- TASK TO CARRY OUT: Wherever "create" turns up in a line of the entries below, that line counts. Say how many such lines there are, with no other words.

RECORDS SHOWN section start

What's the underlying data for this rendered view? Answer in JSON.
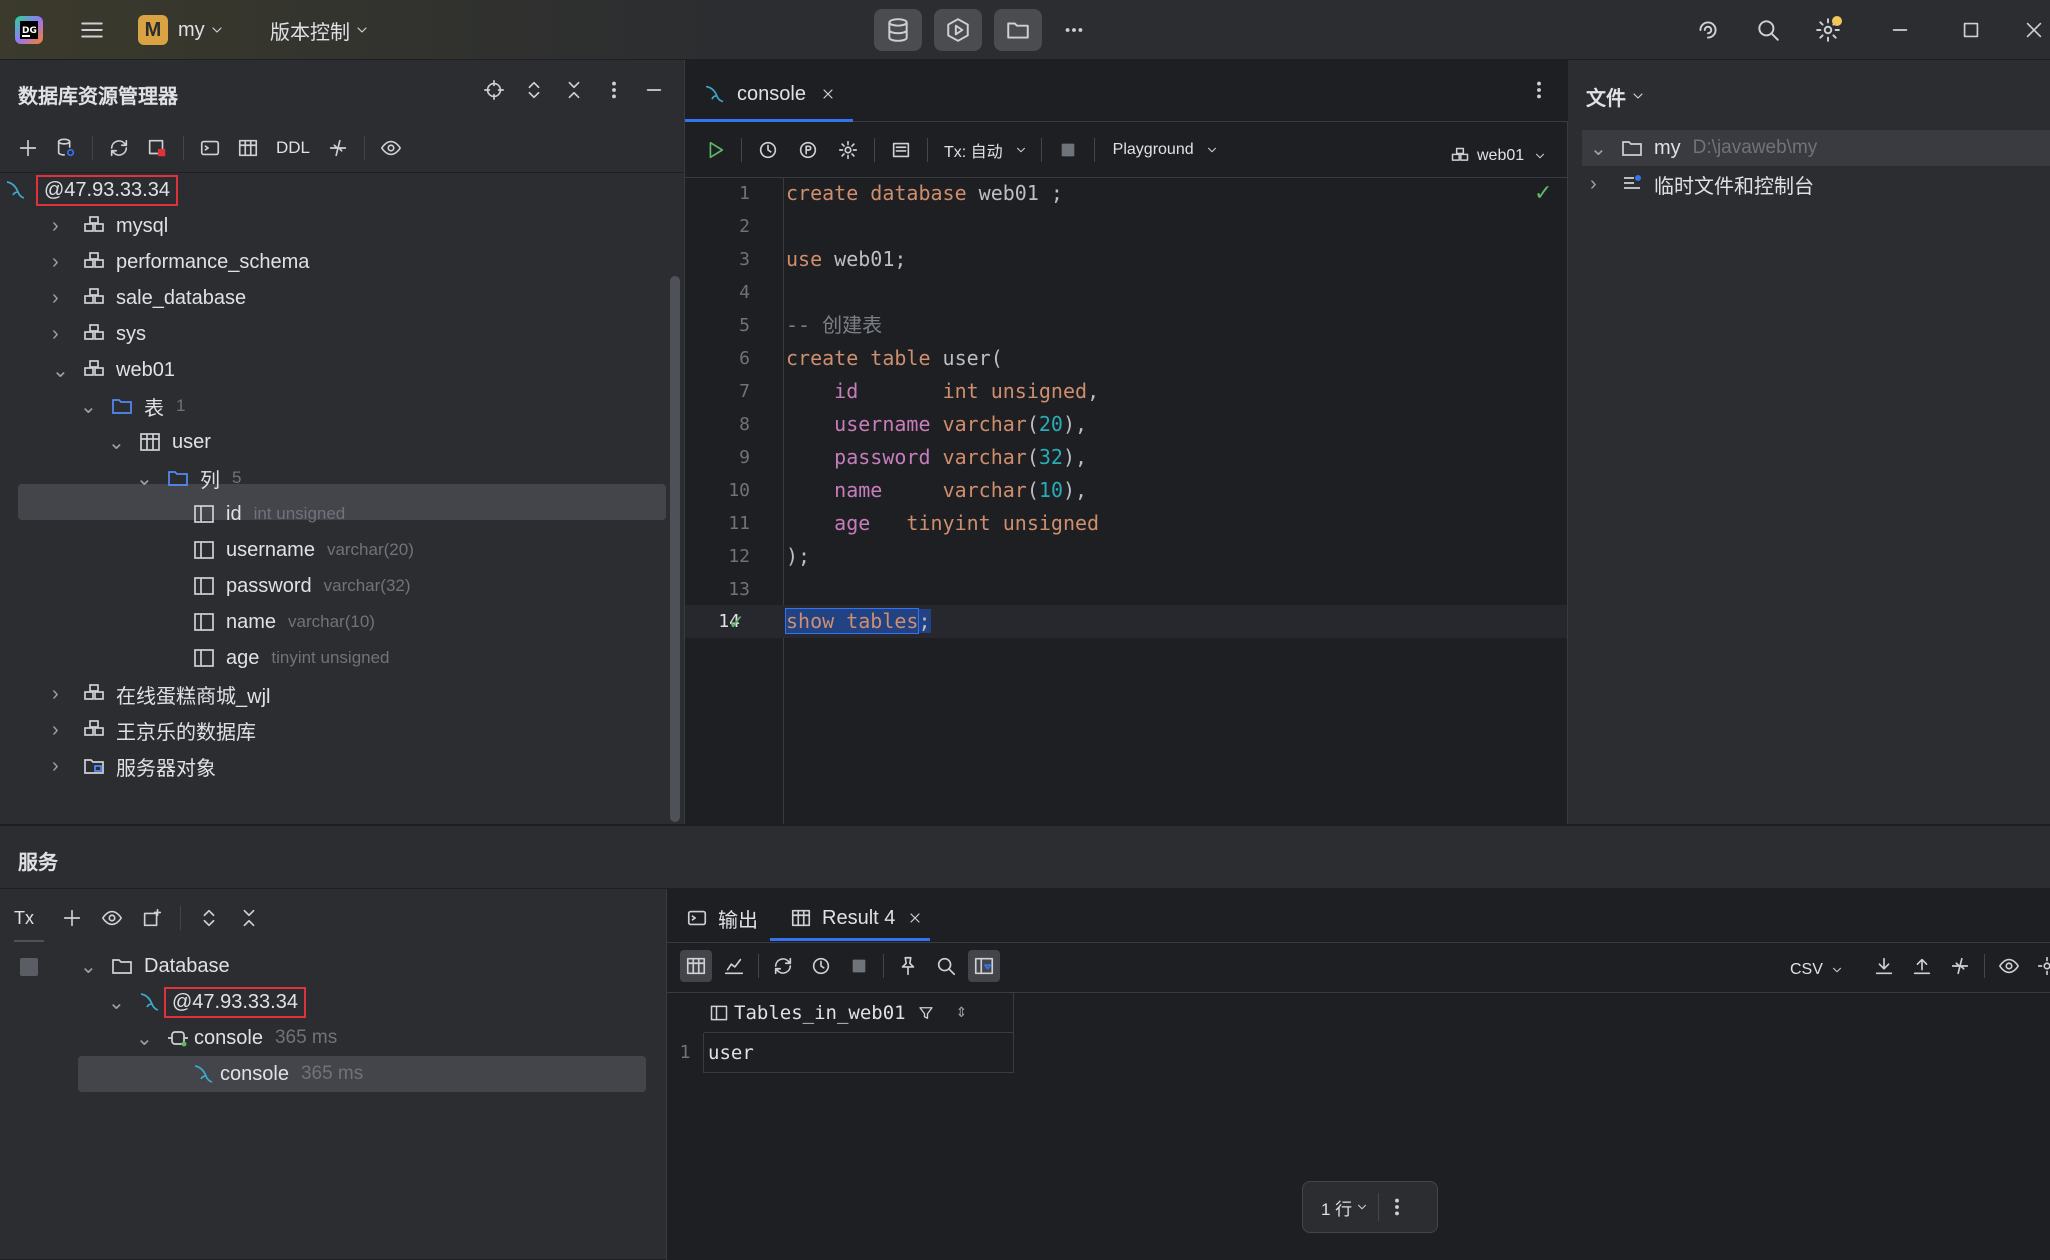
{
  "titlebar": {
    "project_badge": "M",
    "project_name": "my",
    "vcs_label": "版本控制"
  },
  "db_explorer": {
    "title": "数据库资源管理器",
    "toolbar_ddl": "DDL",
    "connection": "@47.93.33.34",
    "tree": [
      {
        "label": "mysql"
      },
      {
        "label": "performance_schema"
      },
      {
        "label": "sale_database"
      },
      {
        "label": "sys"
      },
      {
        "label": "web01"
      },
      {
        "label": "表",
        "count": "1"
      },
      {
        "label": "user"
      },
      {
        "label": "列",
        "count": "5"
      },
      {
        "label": "id",
        "type": "int unsigned"
      },
      {
        "label": "username",
        "type": "varchar(20)"
      },
      {
        "label": "password",
        "type": "varchar(32)"
      },
      {
        "label": "name",
        "type": "varchar(10)"
      },
      {
        "label": "age",
        "type": "tinyint unsigned"
      },
      {
        "label": "在线蛋糕商城_wjl"
      },
      {
        "label": "王京乐的数据库"
      },
      {
        "label": "服务器对象"
      }
    ]
  },
  "editor": {
    "tab_label": "console",
    "tx_label": "Tx: 自动",
    "playground_label": "Playground",
    "schema_label": "web01",
    "line_numbers": [
      "1",
      "2",
      "3",
      "4",
      "5",
      "6",
      "7",
      "8",
      "9",
      "10",
      "11",
      "12",
      "13",
      "14"
    ],
    "code": {
      "l1_kw": "create database",
      "l1_rest": " web01 ;",
      "l3_kw": "use",
      "l3_rest": " web01;",
      "l5": "-- 创建表",
      "l6_kw": "create table",
      "l6_rest": " user(",
      "l7_f": "id",
      "l7_t": "int unsigned",
      "l8_f": "username",
      "l8_t": "varchar",
      "l8_n": "20",
      "l9_f": "password",
      "l9_t": "varchar",
      "l9_n": "32",
      "l10_f": "name",
      "l10_t": "varchar",
      "l10_n": "10",
      "l11_f": "age",
      "l11_t": "tinyint unsigned",
      "l12": ");",
      "l14_kw": "show tables",
      "l14_rest": ";"
    }
  },
  "files_panel": {
    "title": "文件",
    "root_name": "my",
    "root_path": "D:\\javaweb\\my",
    "scratch_label": "临时文件和控制台"
  },
  "services": {
    "title": "服务",
    "tx_label": "Tx",
    "tree": {
      "database": "Database",
      "connection": "@47.93.33.34",
      "console_group": "console",
      "console_group_time": "365 ms",
      "console_item": "console",
      "console_item_time": "365 ms"
    }
  },
  "results": {
    "output_tab": "输出",
    "result_tab": "Result 4",
    "csv_label": "CSV",
    "column_header": "Tables_in_web01",
    "rows": [
      {
        "num": "1",
        "value": "user"
      }
    ],
    "row_count_label": "1 行"
  },
  "colors": {
    "accent": "#3574f0",
    "highlight_box": "#e0323a",
    "success": "#5fb865"
  }
}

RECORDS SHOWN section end

- ANSWER: 2